- Remove sponges from the oven and immediately use a small palette knife to loosen the top of the sponges from the tins and turn onto a wire rack lined with a tea towel. Remove the baking paper and carefully turn the hot sponges back on their base onto a rack over a tray. Immediately pour hot syrup over the hot sponge layers. Set aside to cool completely before layering.
- Use an electric hand mixer with a whisk attachment or a balloon whisk to whisk the thickened cream, sour cream and icing sugar together in a medium bowl, until soft peaks form.
- Place one sponge layer on a serving plate or cake stand. Spread about 1/2 cup of curd over the sponge layer and use a small sieve to sprinkle the Citrus Dust over the curd. Spread about half the cream mixture over the curd layer, spreading gently to avoid over-working the cream. Top with the remaining sponge layer. Spread another 1/2 cup of curd on top followed by the remaining cream mixture, again spreading gently so you don’t over work it.
- Decorate with the Meringue Rosettes and Citrus Toffee Shards and sprinkle with extra Citrus Dust. Embellish with oven-dried orange slices, if desired. Serve immediately or refrigerate for up to 2 hours (see Baker's Tips).
ORANGE CITRUS DUST: Preheat oven to 100°C (80°C fan-forced). Use a vegetable peeler to peel the rind from 1 large orange. Use a small knife to scrap any excess pith away. Place on a lined oven tray and bake in oven for 1-2 hours. Rind is ready when it has dried completely but still retains some of its original colour. Use a mortar and pestle or a small food processor to pound or process the rind to a fine powder that is aromatic and rich in colour. Store in an airtight container in a cool dry place for up to one month.
- The Lemon Curd will keep in a sealed clean, sterilised jar for up to 2 weeks in the fridge. My preference is to make and refrigerate the lemon curd 1-2 days in advance of using it so that the curd thickens and the flavour develops.
- As the Citrus Toffee Shards syrup begins to darken, gently turn the pan to encourage the colour to spread but avoid swirling the mixture too vigorously to prevent the mixture from crystallising.
- The Citrus Toffee Shards will store at room temperature in an airtight container for up to a month, depending on the humidity.

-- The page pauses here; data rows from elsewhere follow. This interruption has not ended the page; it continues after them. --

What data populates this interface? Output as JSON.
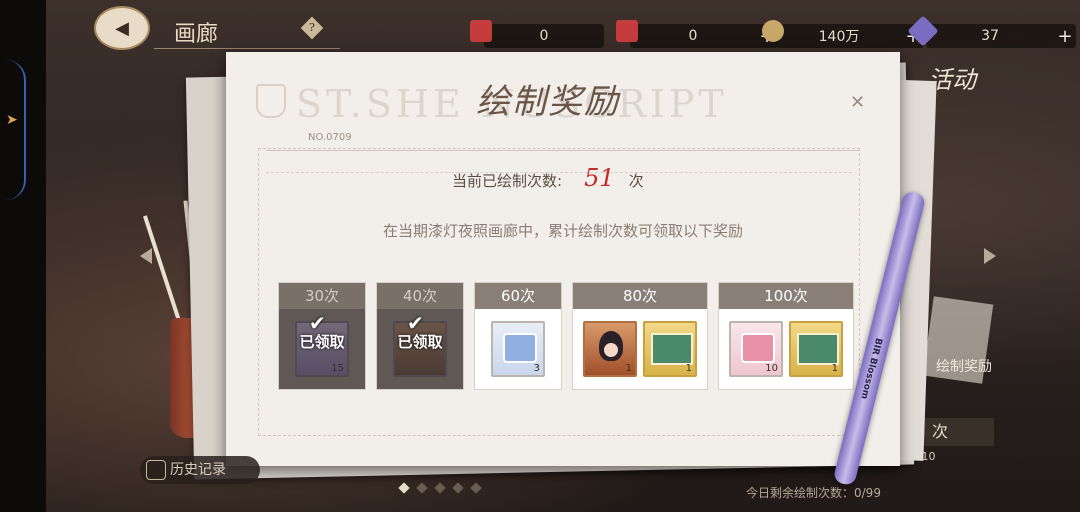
{
  "header": {
    "title": "画廊",
    "help_icon": "?",
    "currencies": [
      {
        "name": "paint-ticket-a",
        "value": "0",
        "color": "#c43c3c"
      },
      {
        "name": "paint-ticket-b",
        "value": "0",
        "color": "#c43c3c"
      },
      {
        "name": "coin",
        "value": "140万",
        "color": "#c8a868"
      },
      {
        "name": "gem",
        "value": "37",
        "color": "#7a6cc0"
      }
    ],
    "plus": "+"
  },
  "side": {
    "activity_label": "活动",
    "draw_reward_label": "绘制奖励",
    "ci_badge": "次",
    "x10": "X10"
  },
  "dialog": {
    "title": "绘制奖励",
    "watermark": "ST.SHE    NUSCRIPT",
    "serial": "NO.0709",
    "close_icon": "close",
    "count_label": "当前已绘制次数:",
    "count_value": "51",
    "count_unit": "次",
    "description": "在当期漆灯夜照画廊中，累计绘制次数可领取以下奖励",
    "tiers": [
      {
        "label": "30次",
        "claimed": true,
        "claimed_text": "已领取",
        "items": [
          {
            "type": "purple",
            "qty": "15"
          }
        ]
      },
      {
        "label": "40次",
        "claimed": true,
        "claimed_text": "已领取",
        "items": [
          {
            "type": "brown",
            "qty": ""
          }
        ]
      },
      {
        "label": "60次",
        "claimed": false,
        "items": [
          {
            "type": "gift-blue",
            "qty": "3"
          }
        ]
      },
      {
        "label": "80次",
        "claimed": false,
        "items": [
          {
            "type": "portrait",
            "qty": "1"
          },
          {
            "type": "scene",
            "qty": "1"
          }
        ]
      },
      {
        "label": "100次",
        "claimed": false,
        "items": [
          {
            "type": "gift-pink",
            "qty": "10"
          },
          {
            "type": "scene",
            "qty": "1"
          }
        ]
      }
    ]
  },
  "footer": {
    "history_label": "历史记录",
    "today_text": "今日剩余绘制次数：0/99",
    "page_count": 5,
    "active_page": 0
  },
  "pen_label": "BIR Blossom"
}
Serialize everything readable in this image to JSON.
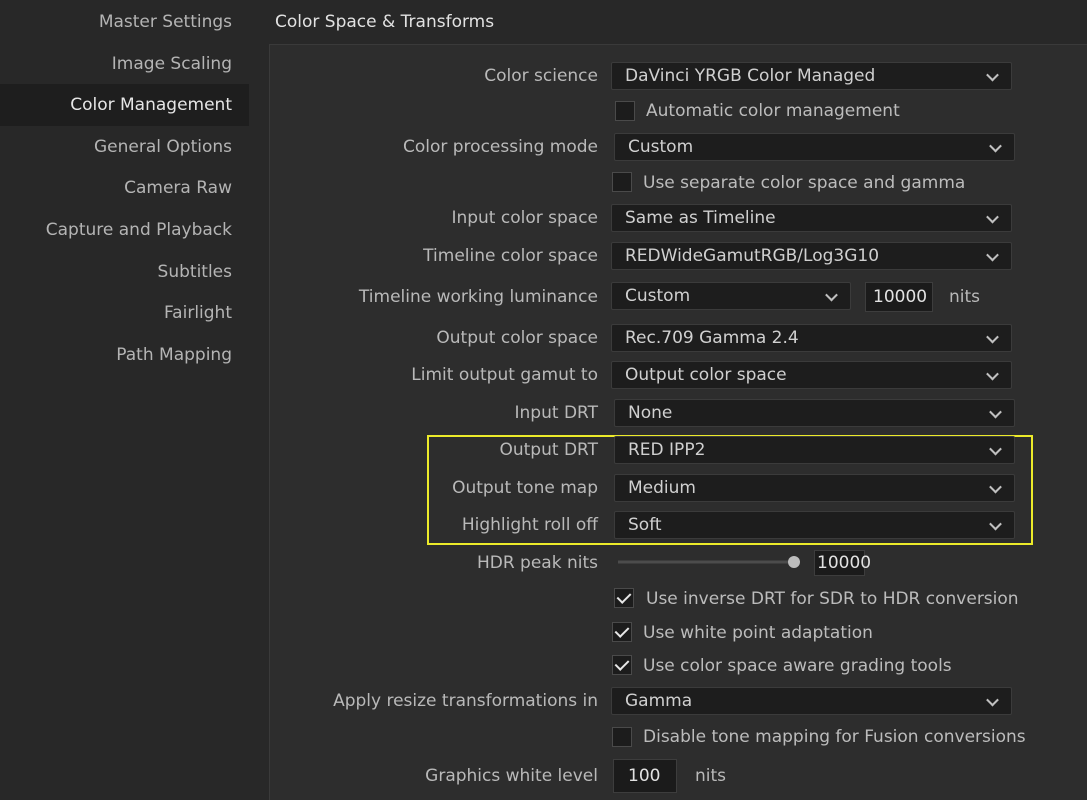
{
  "sidebar": {
    "items": [
      {
        "label": "Master Settings"
      },
      {
        "label": "Image Scaling"
      },
      {
        "label": "Color Management"
      },
      {
        "label": "General Options"
      },
      {
        "label": "Camera Raw"
      },
      {
        "label": "Capture and Playback"
      },
      {
        "label": "Subtitles"
      },
      {
        "label": "Fairlight"
      },
      {
        "label": "Path Mapping"
      }
    ],
    "active": "Color Management"
  },
  "section_title": "Color Space & Transforms",
  "settings": {
    "color_science": {
      "label": "Color science",
      "value": "DaVinci YRGB Color Managed"
    },
    "auto_color_mgmt": {
      "label": "Automatic color management",
      "checked": false
    },
    "processing_mode": {
      "label": "Color processing mode",
      "value": "Custom"
    },
    "separate_cs_gamma": {
      "label": "Use separate color space and gamma",
      "checked": false
    },
    "input_cs": {
      "label": "Input color space",
      "value": "Same as Timeline"
    },
    "timeline_cs": {
      "label": "Timeline color space",
      "value": "REDWideGamutRGB/Log3G10"
    },
    "timeline_lum": {
      "label": "Timeline working luminance",
      "value": "Custom",
      "nits_value": "10000",
      "unit": "nits"
    },
    "output_cs": {
      "label": "Output color space",
      "value": "Rec.709 Gamma 2.4"
    },
    "limit_gamut": {
      "label": "Limit output gamut to",
      "value": "Output color space"
    },
    "input_drt": {
      "label": "Input DRT",
      "value": "None"
    },
    "output_drt": {
      "label": "Output DRT",
      "value": "RED IPP2"
    },
    "tone_map": {
      "label": "Output tone map",
      "value": "Medium"
    },
    "rolloff": {
      "label": "Highlight roll off",
      "value": "Soft"
    },
    "hdr_peak": {
      "label": "HDR peak nits",
      "value": "10000",
      "slider_fraction": 0.95
    },
    "inverse_drt": {
      "label": "Use inverse DRT for SDR to HDR conversion",
      "checked": true
    },
    "white_point": {
      "label": "Use white point adaptation",
      "checked": true
    },
    "cs_aware": {
      "label": "Use color space aware grading tools",
      "checked": true
    },
    "resize": {
      "label": "Apply resize transformations in",
      "value": "Gamma"
    },
    "fusion_tonemap": {
      "label": "Disable tone mapping for Fusion conversions",
      "checked": false
    },
    "graphics_white": {
      "label": "Graphics white level",
      "value": "100",
      "unit": "nits"
    }
  },
  "colors": {
    "highlight_box": "#ecea2a",
    "background": "#282828",
    "panel": "#2d2d2d",
    "field": "#1d1d1d"
  }
}
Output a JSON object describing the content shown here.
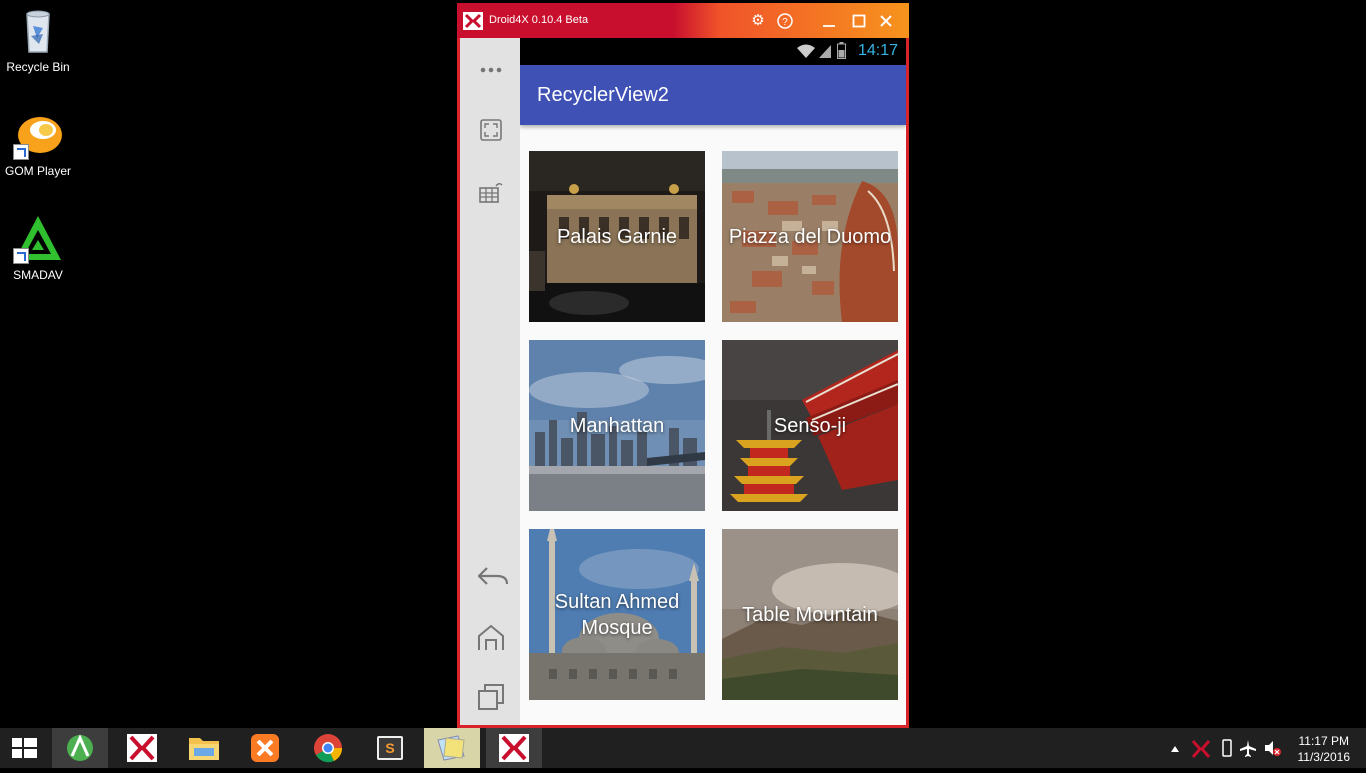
{
  "desktop": {
    "icons": [
      {
        "label": "Recycle Bin"
      },
      {
        "label": "GOM Player"
      },
      {
        "label": "SMADAV"
      }
    ]
  },
  "emulator": {
    "title": "Droid4X 0.10.4 Beta",
    "statusbar": {
      "time": "14:17"
    },
    "app": {
      "title": "RecyclerView2",
      "cards": [
        {
          "caption": "Palais Garnie"
        },
        {
          "caption": "Piazza del Duomo"
        },
        {
          "caption": "Manhattan"
        },
        {
          "caption": "Senso-ji"
        },
        {
          "caption": "Sultan Ahmed Mosque"
        },
        {
          "caption": "Table Mountain"
        }
      ]
    }
  },
  "taskbar": {
    "clock": {
      "time": "11:17 PM",
      "date": "11/3/2016"
    }
  },
  "colors": {
    "app_bar": "#3f51b5",
    "status_time": "#33b5e5",
    "emulator_frame": "#d9232b"
  }
}
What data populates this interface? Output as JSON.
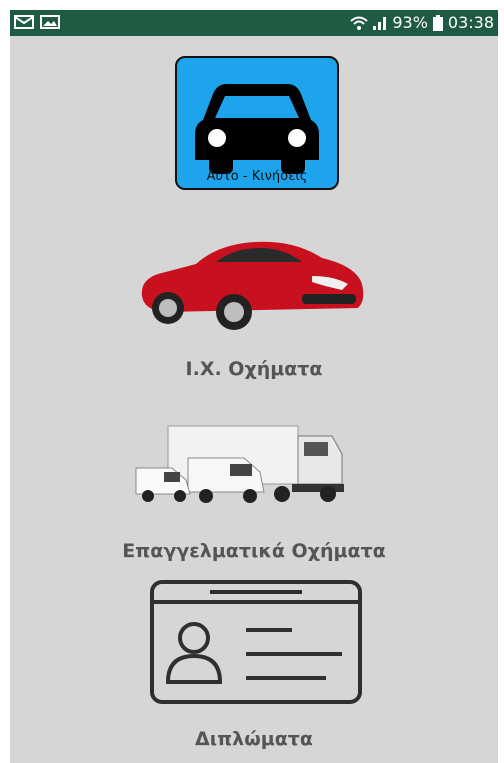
{
  "status_bar": {
    "left_icons": [
      "mail-icon",
      "image-icon"
    ],
    "right_icons": [
      "wifi-icon",
      "signal-icon",
      "battery-icon"
    ],
    "battery": "93%",
    "time": "03:38"
  },
  "colors": {
    "status_bar": "#1f5a43",
    "background": "#d6d6d6",
    "tile": "#1ea4ec",
    "label": "#555555"
  },
  "app_tile": {
    "caption": "Αυτο - Κινήσεις",
    "icon": "car-icon"
  },
  "menu": [
    {
      "label": "Ι.Χ. Οχήματα",
      "icon": "passenger-car-icon"
    },
    {
      "label": "Επαγγελματικά Οχήματα",
      "icon": "commercial-vehicles-icon"
    },
    {
      "label": "Διπλώματα",
      "icon": "license-card-icon"
    }
  ]
}
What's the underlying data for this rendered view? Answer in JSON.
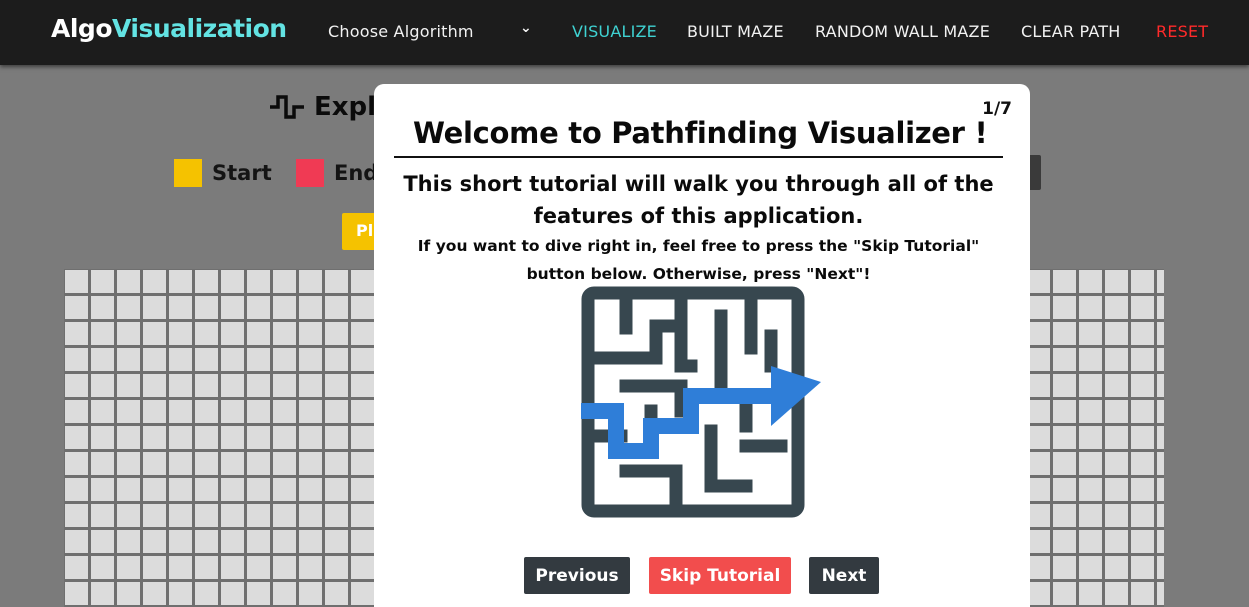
{
  "navbar": {
    "brand_part1": "Algo",
    "brand_part2": "Visualization",
    "choose_algorithm": "Choose Algorithm",
    "chevron": "⌄",
    "visualize": "VISUALIZE",
    "built_maze": "BUILT MAZE",
    "random_wall_maze": "RANDOM WALL MAZE",
    "clear_path": "CLEAR PATH",
    "reset": "RESET"
  },
  "background": {
    "explore_title": "Expl",
    "legend": [
      {
        "label": "Start",
        "color": "#f5c200"
      },
      {
        "label": "End",
        "color": "#f03a54"
      }
    ],
    "play_button": "Pl"
  },
  "modal": {
    "counter": "1/7",
    "title": "Welcome to Pathfinding Visualizer !",
    "subtitle": "This short tutorial will walk you through all of the features of this application.",
    "body": "If you want to dive right in, feel free to press the \"Skip Tutorial\" button below. Otherwise, press \"Next\"!",
    "image_icon": "maze-icon",
    "buttons": {
      "previous": "Previous",
      "skip": "Skip Tutorial",
      "next": "Next"
    }
  },
  "colors": {
    "accent": "#3fd2d2",
    "reset": "#ff2a2a",
    "skip_button": "#f24d4d",
    "dark_button": "#333a40",
    "maze_wall": "#37474f",
    "maze_path": "#2f7ed8"
  }
}
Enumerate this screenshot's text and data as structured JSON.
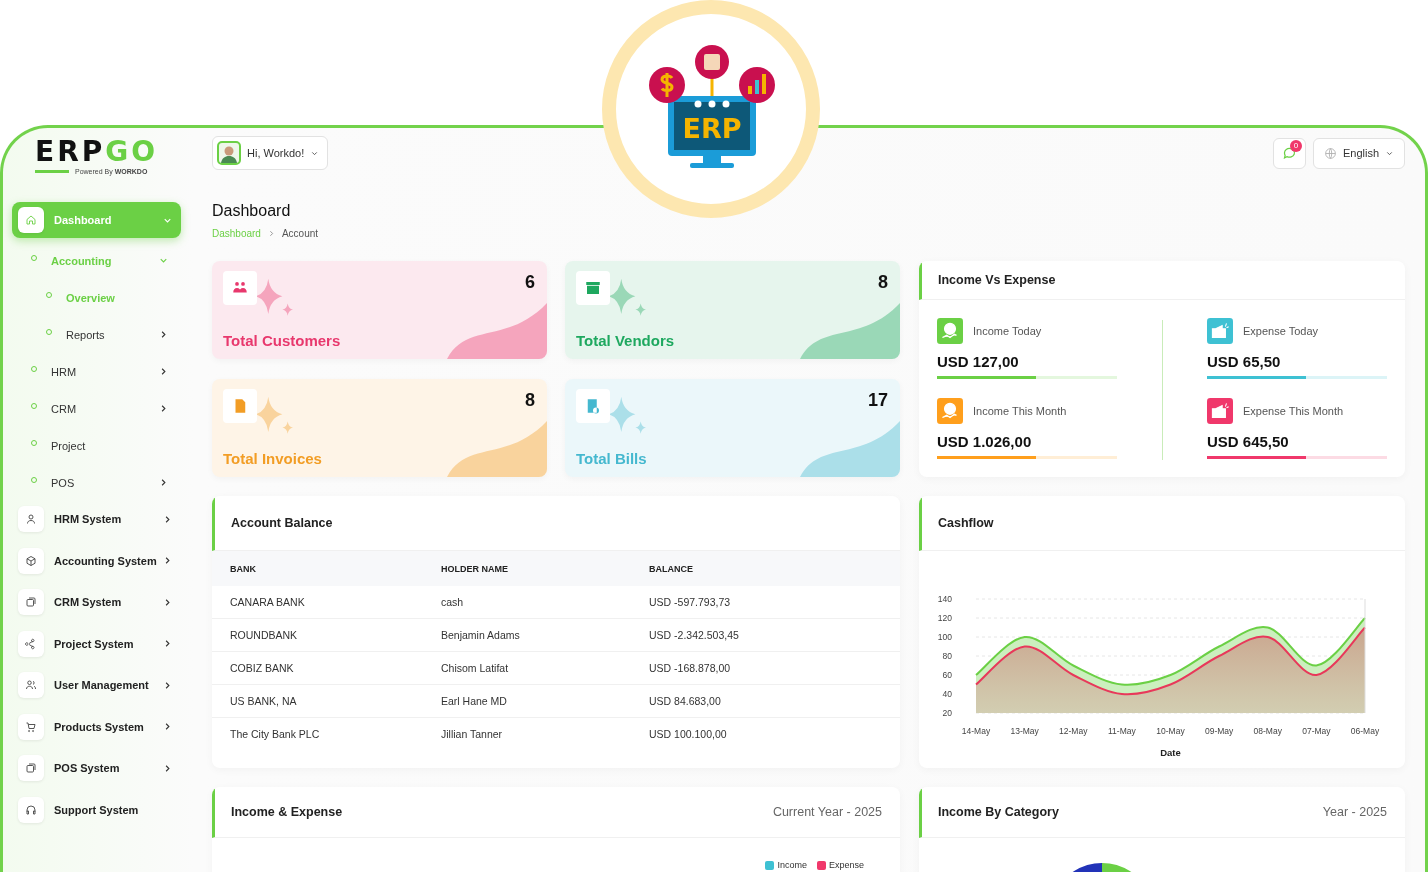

- Having your butter and milk mixture for the Sponge Layers and the Citrus Syrup ingredients in separate saucepans, ready for heating, will make the preparation of this recipe more efficient and with help with the timing of when the different elements need to be ready.
- To divide the mixture evenly between the tins, weigh the tins with the mixture in them to make sure they are the same weight. Placing a small upturned bowl on the scale and for the cake tin to sit on will mean that the measurement display window can be easily viewed.
- Even though this cake is best eaten on the day it is baked, the unfilled syrup-infused sponge layers can be made the day before serving. Store in an airtight container at room temperature. To avoid the layers sticking to each other, separate the sponges with a layer of baking paper or store in two separate airtight containers. An upturned cake tin, larger than the diameter of the cake, also makes a useful barrier for separating sponges for storing.
- To ensure this cake cuts easily, resist over-filling the middle layer of curd and cream and, if possible, chill the assembled cake for a few hours before serving. Decorate with the meringues, toffee shards and citrus dust just before serving.